The duo track down Earl Sylvester (Claude Akins), Johnny's best friend and head mechanic when he was one of the best young motor racers on the circuit. They overcome Earl’s embittered resistance to discussing his former friend and learn how Johnny’s career had been undermined by the uncertain love of a bad woman… an irresponsible experience junkie named Sheila Farr (a frankly radiant Angie Dickinson…).

Sheila pushed Johnny to enjoy himself and as their affair proceeded he began to neglect his racing and to take chances. Ultimately, whether it was just bad luck or weariness, Johnny had a bad crash that affected his vision and meant that he could no longer race… he was reduced to stock cars.

By this stage Johnny had found that Sheila had a “businessman” boyfriend who was bankrolling her plush apartment, fast cars and extensive, tight-fitting wardrobe, name of Jack Browning (Ronald Reagan). After the accident, and with Earl’s prompting, Johnny frees Sheila of any obligation and she returns to Jack.


Charlie and Lee leave Earl to his memories and set out to find Browning’s right hand man, Mickey Farmer (Norman Fell) in order to get the next piece of the jigsaw. After trapping Mickey in his Turkish bath steamer they get him to reveal how Johnny had been involved in the heist.

Jack was planning to ambush a mail truck but couldn’t drive fast enough to make up the distance. Sheila helpfully suggests Johnny who easily performs the task: he’s in but there are tensions as he and the boss vie for Sheila who clearly prefers the younger man…

Johnny clocks Jack... we all cheer!
The job will go ahead but there’s bad blood to be settled afterwards.

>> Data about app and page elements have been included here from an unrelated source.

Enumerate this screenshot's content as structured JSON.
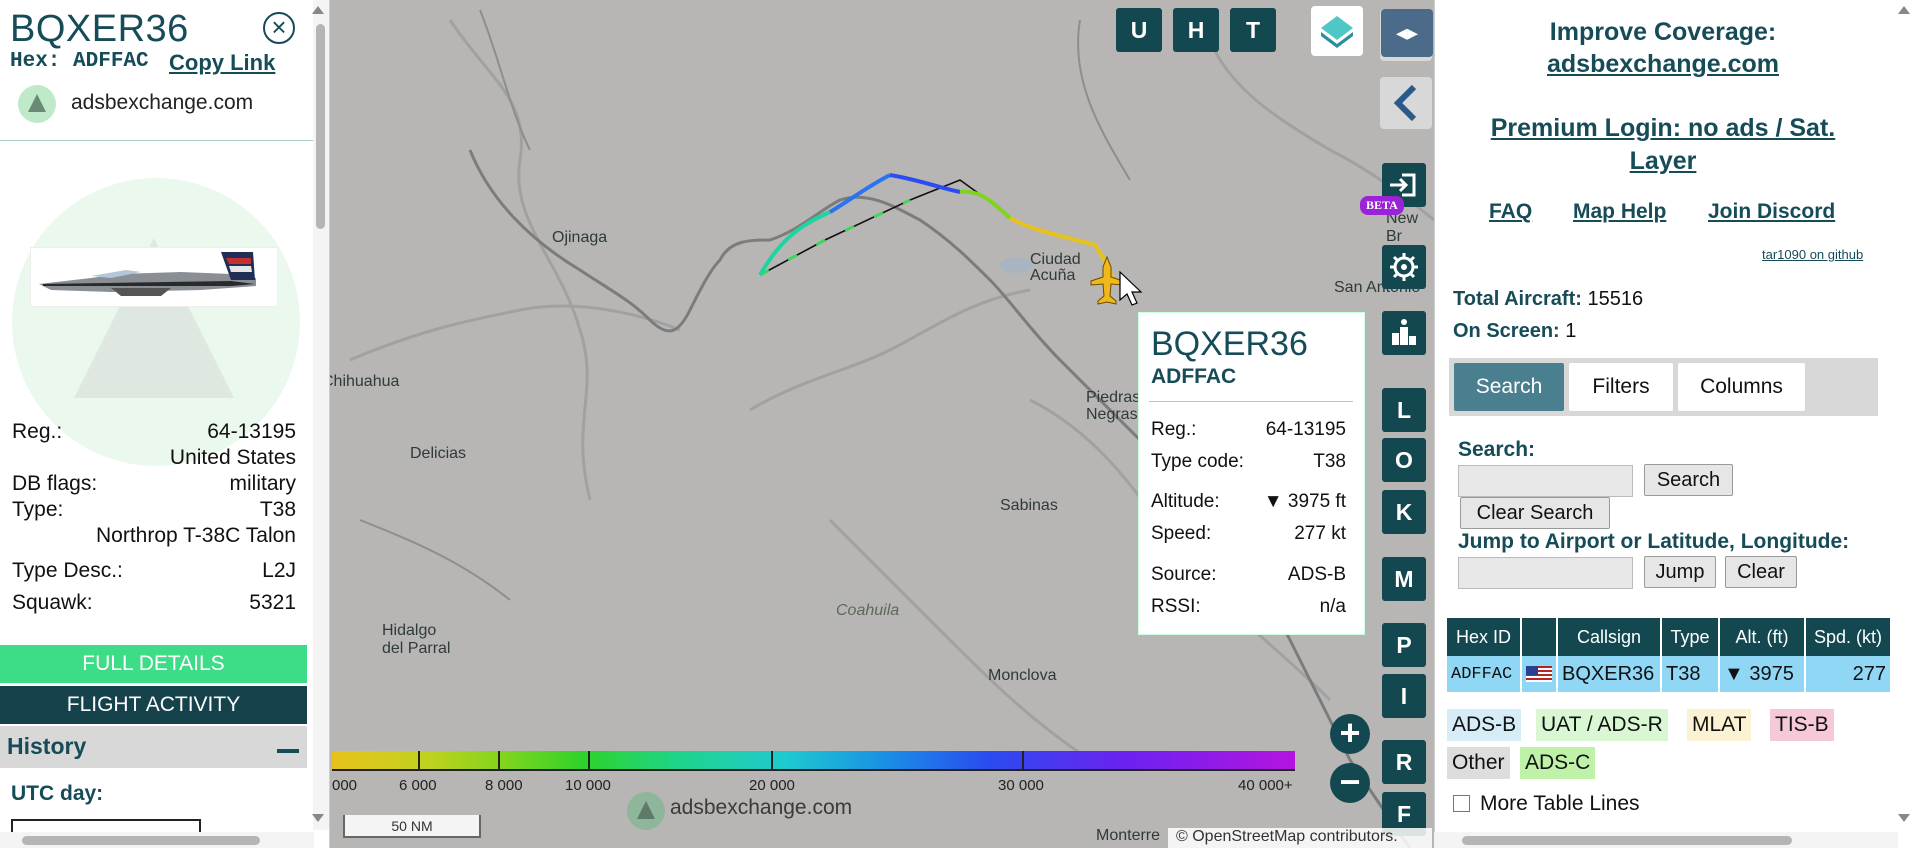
{
  "aircraft": {
    "callsign": "BQXER36",
    "hex_line": "Hex: ADFFAC",
    "copy_link": "Copy Link",
    "source_name": "adsbexchange.com",
    "reg_label": "Reg.:",
    "reg": "64-13195",
    "country": "United States",
    "dbflags_label": "DB flags:",
    "dbflags": "military",
    "type_label": "Type:",
    "type": "T38",
    "type_name": "Northrop T-38C Talon",
    "typedesc_label": "Type Desc.:",
    "typedesc": "L2J",
    "squawk_label": "Squawk:",
    "squawk": "5321"
  },
  "left_buttons": {
    "full_details": "FULL DETAILS",
    "flight_activity": "FLIGHT ACTIVITY",
    "history": "History",
    "utc_day": "UTC day:"
  },
  "map": {
    "labels": [
      "Ojinaga",
      "Ciudad Acuña",
      "San Antonio",
      "New Br",
      "Chihuahua",
      "Delicias",
      "Piedras Negras",
      "Sabinas",
      "Coahuila",
      "Hidalgo del Parral",
      "Monclova",
      "Monterre"
    ],
    "top_buttons": [
      "U",
      "H",
      "T"
    ],
    "side_buttons": [
      "L",
      "O",
      "K",
      "M",
      "P",
      "I",
      "R",
      "F"
    ],
    "beta": "BETA",
    "legend_ticks": [
      "000",
      "6 000",
      "8 000",
      "10 000",
      "20 000",
      "30 000",
      "40 000+"
    ],
    "scale": "50 NM",
    "attribution": "© OpenStreetMap contributors.",
    "watermark": "adsbexchange.com",
    "zoom_in": "+",
    "zoom_out": "−"
  },
  "popup": {
    "callsign": "BQXER36",
    "hex": "ADFFAC",
    "reg_label": "Reg.:",
    "reg": "64-13195",
    "typecode_label": "Type code:",
    "typecode": "T38",
    "altitude_label": "Altitude:",
    "altitude": "▼ 3975 ft",
    "speed_label": "Speed:",
    "speed": "277 kt",
    "source_label": "Source:",
    "source": "ADS-B",
    "rssi_label": "RSSI:",
    "rssi": "n/a"
  },
  "right": {
    "improve1": "Improve Coverage:",
    "improve2": "adsbexchange.com",
    "premium": "Premium Login: no ads / Sat. Layer",
    "faq": "FAQ",
    "map_help": "Map Help",
    "join_discord": "Join Discord",
    "github": "tar1090 on github",
    "total_label": "Total Aircraft:",
    "total": "15516",
    "onscreen_label": "On Screen:",
    "onscreen": "1",
    "tabs": [
      "Search",
      "Filters",
      "Columns"
    ],
    "search_label": "Search:",
    "search_btn": "Search",
    "clear_search": "Clear Search",
    "jump_label": "Jump to Airport or Latitude, Longitude:",
    "jump_btn": "Jump",
    "clear_btn": "Clear",
    "table_headers": [
      "Hex ID",
      "",
      "Callsign",
      "Type",
      "Alt. (ft)",
      "Spd. (kt)"
    ],
    "table_row": {
      "hex": "ADFFAC",
      "callsign": "BQXER36",
      "type": "T38",
      "alt": "▼  3975",
      "spd": "277"
    },
    "sources": [
      "ADS-B",
      "UAT / ADS-R",
      "MLAT",
      "TIS-B",
      "Other",
      "ADS-C"
    ],
    "more_lines": "More Table Lines"
  },
  "colors": {
    "accent": "#164b58",
    "button_dark": "#134850",
    "full_details": "#3ddc87",
    "row": "#8fd7f5"
  }
}
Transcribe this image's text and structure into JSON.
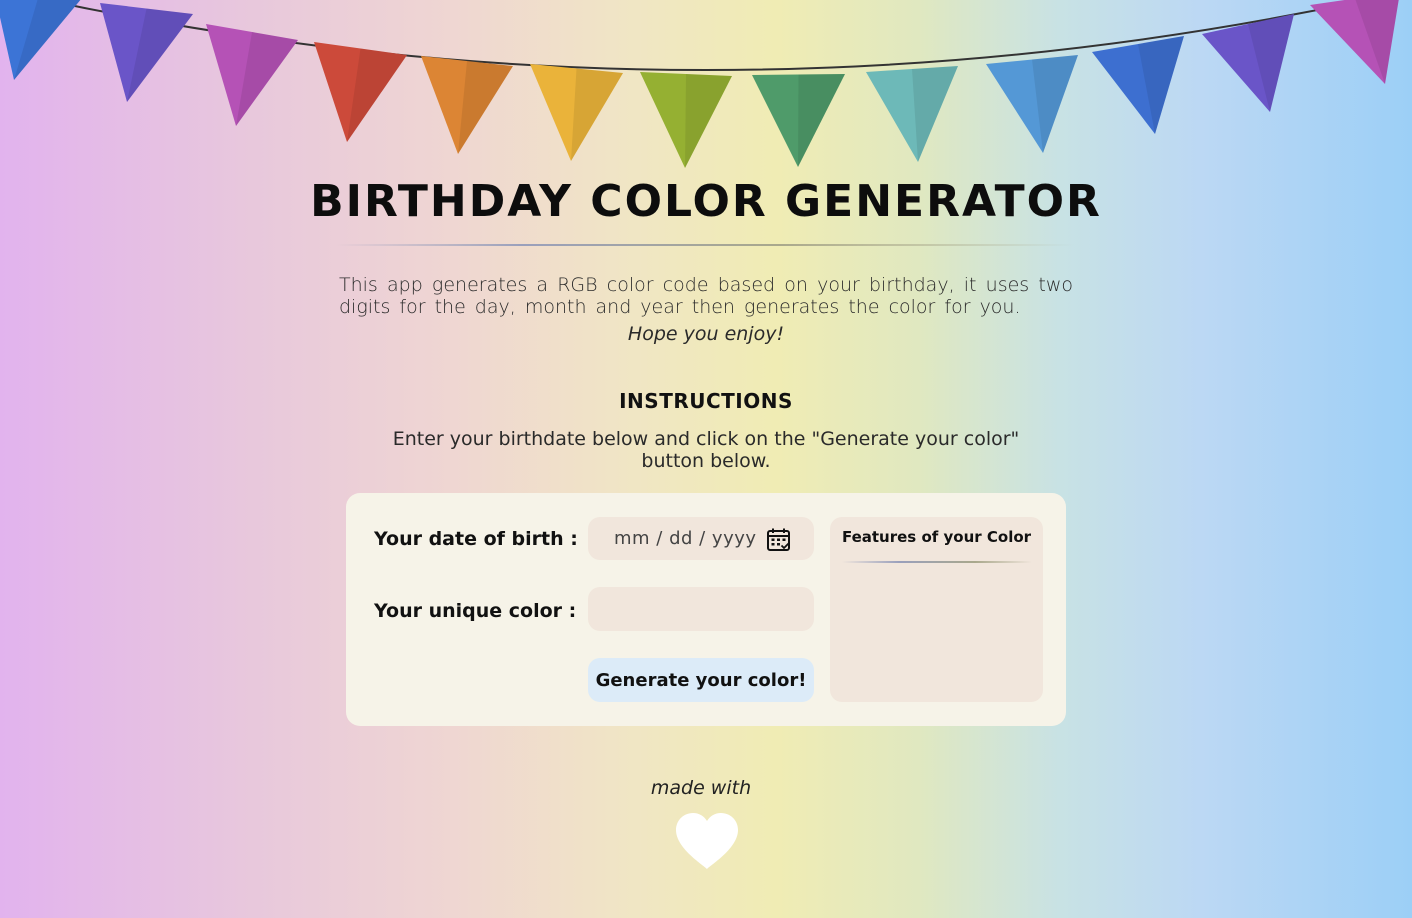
{
  "header": {
    "title": "BIRTHDAY COLOR GENERATOR",
    "bunting_colors": [
      "#3c74d6",
      "#6a55c8",
      "#b552b6",
      "#cc4a3a",
      "#dc8534",
      "#eab33a",
      "#95b032",
      "#4f9b6a",
      "#6db9b8",
      "#5498d6",
      "#3d6fd0",
      "#6a55c8",
      "#b552b6"
    ]
  },
  "intro": {
    "description": "This app generates a RGB color code based on your birthday, it uses two digits for the day, month and year then generates the color for you.",
    "enjoy": "Hope you enjoy!"
  },
  "instructions": {
    "heading": "INSTRUCTIONS",
    "text": "Enter your birthdate below and click on the \"Generate your color\" button below."
  },
  "form": {
    "dob_label": "Your date of birth :",
    "dob_placeholder": "mm / dd / yyyy",
    "color_label": "Your unique color :",
    "color_value": "",
    "generate_button": "Generate your color!",
    "features_title": "Features of your Color"
  },
  "footer": {
    "made_with": "made with",
    "heart_icon": "heart-icon"
  },
  "colors": {
    "card_bg": "#f6f3e8",
    "field_bg": "#f1e6dc",
    "button_bg": "#dcebf8"
  }
}
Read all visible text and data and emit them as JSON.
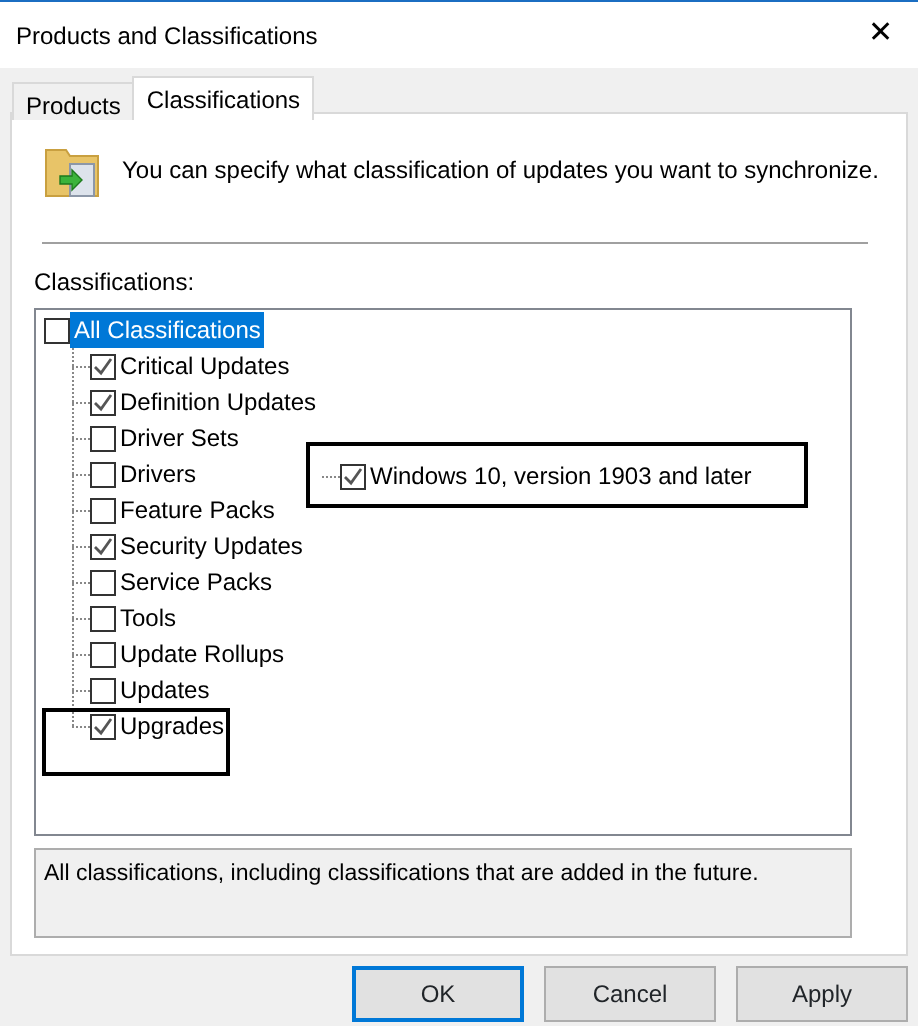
{
  "window": {
    "title": "Products and Classifications",
    "close": "✕"
  },
  "tabs": [
    {
      "label": "Products",
      "selected": false
    },
    {
      "label": "Classifications",
      "selected": true
    }
  ],
  "intro": "You can specify what classification of updates you want to synchronize.",
  "tree_label": "Classifications:",
  "tree": {
    "label": "All Classifications",
    "checked": false,
    "selected": true,
    "children": [
      {
        "label": "Critical Updates",
        "checked": true
      },
      {
        "label": "Definition Updates",
        "checked": true
      },
      {
        "label": "Driver Sets",
        "checked": false
      },
      {
        "label": "Drivers",
        "checked": false
      },
      {
        "label": "Feature Packs",
        "checked": false
      },
      {
        "label": "Security Updates",
        "checked": true
      },
      {
        "label": "Service Packs",
        "checked": false
      },
      {
        "label": "Tools",
        "checked": false
      },
      {
        "label": "Update Rollups",
        "checked": false
      },
      {
        "label": "Updates",
        "checked": false
      },
      {
        "label": "Upgrades",
        "checked": true
      }
    ]
  },
  "inset": {
    "label": "Windows 10, version 1903 and later",
    "checked": true
  },
  "description": "All classifications, including classifications that are added in the future.",
  "buttons": [
    {
      "label": "OK",
      "default": true
    },
    {
      "label": "Cancel",
      "default": false
    },
    {
      "label": "Apply",
      "default": false
    }
  ]
}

No spoilers - It wouldn’t be fair to outline the rest of the plot as this film is definitely worth watching but needless to say, Charlie and Lee continue their investigations and meet with both Sheila and Jack as they unravel the twisted complex of betrayal that led to Johnny’s demise… and to the look that so haunted Charlie.

The Killers reputation is fully justified and it is no surprise that at the time of its release, Marvin said that it was his favourite film (wonder how he rated it against Point Blank?).

Lee Marvin
Marvin is superb and it would be tempting to view him as a one track macho actor were it not for his Oscar winning turn in Cat Ballou. He had a naturalistic style and a tough exterior but was always able to express vulnerability and the humanity behind the hitman.

Force of nature...
Angie Dickinson is also a force of nature, her beauty matched by a skill and energy that enabled her to match the explosive alpha males all around her. This is one of the best performances I’ve seen her give as she creates a character of passion and uncertainty: you’re never quite sure which side Sheila’s on but you really want her to be good…

John Cassavetes gives an intelligently intense performance of his own and his style feels out of time: he’s the method link between Dean, Clift, Brando and de Niro, Paccino, Keitel.

John Cassavetes

Dusty verdict: The Killers is available in a plush Criterion edition in the US and also on an up-coming Blu-Ray from Amazon in the UK. Well worth watching over and again… when you feel brave enough. It’s not just the violence but the existential undertone: how much of Johnny is in all of us?